◆ **WHAT IS NEEDED**
Omit the pictures and reproduce the rest of the listing exactly.

◆ **EXERCISE DATA**
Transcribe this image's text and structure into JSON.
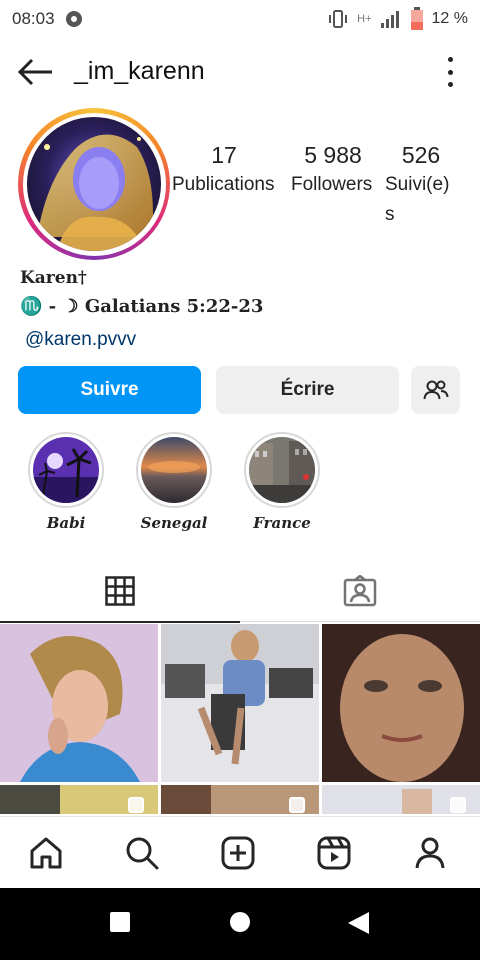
{
  "status_bar": {
    "time": "08:03",
    "network": "H+",
    "battery_pct": "12 %"
  },
  "header": {
    "username": "_im_karenn",
    "back_icon": "arrow-left-icon",
    "menu_icon": "kebab-menu-icon"
  },
  "profile": {
    "stats": [
      {
        "value": "17",
        "label": "Publications"
      },
      {
        "value": "5 988",
        "label": "Followers"
      },
      {
        "value": "526",
        "label": "Suivi(e)s"
      }
    ],
    "name": "Karen†",
    "bio_line": "♏ - ☽  Galatians 5:22-23",
    "mention": "@karen.pvvv"
  },
  "actions": {
    "follow_label": "Suivre",
    "message_label": "Écrire",
    "suggest_icon": "add-person-icon"
  },
  "highlights": [
    {
      "label": "Babi"
    },
    {
      "label": "Senegal"
    },
    {
      "label": "France"
    }
  ],
  "tabs": [
    {
      "icon": "grid-icon",
      "active": true
    },
    {
      "icon": "tagged-icon",
      "active": false
    }
  ],
  "bottom_nav": [
    "home-icon",
    "search-icon",
    "create-icon",
    "reels-icon",
    "profile-icon"
  ],
  "colors": {
    "accent": "#0095f6",
    "button_secondary": "#efefef",
    "link": "#00376b",
    "text": "#262626"
  }
}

◆ **ANSWER TO THIS PROBLEM**
Transcribe this image's text and structure into JSON.
{
  "status_bar": {
    "time": "08:03",
    "network": "H+",
    "battery_pct": "12 %"
  },
  "header": {
    "username": "_im_karenn",
    "back_icon": "arrow-left-icon",
    "menu_icon": "kebab-menu-icon"
  },
  "profile": {
    "stats": [
      {
        "value": "17",
        "label": "Publications"
      },
      {
        "value": "5 988",
        "label": "Followers"
      },
      {
        "value": "526",
        "label": "Suivi(e)s"
      }
    ],
    "name": "Karen†",
    "bio_line": "♏ - ☽  Galatians 5:22-23",
    "mention": "@karen.pvvv"
  },
  "actions": {
    "follow_label": "Suivre",
    "message_label": "Écrire",
    "suggest_icon": "add-person-icon"
  },
  "highlights": [
    {
      "label": "Babi"
    },
    {
      "label": "Senegal"
    },
    {
      "label": "France"
    }
  ],
  "tabs": [
    {
      "icon": "grid-icon",
      "active": true
    },
    {
      "icon": "tagged-icon",
      "active": false
    }
  ],
  "bottom_nav": [
    "home-icon",
    "search-icon",
    "create-icon",
    "reels-icon",
    "profile-icon"
  ],
  "colors": {
    "accent": "#0095f6",
    "button_secondary": "#efefef",
    "link": "#00376b",
    "text": "#262626"
  }
}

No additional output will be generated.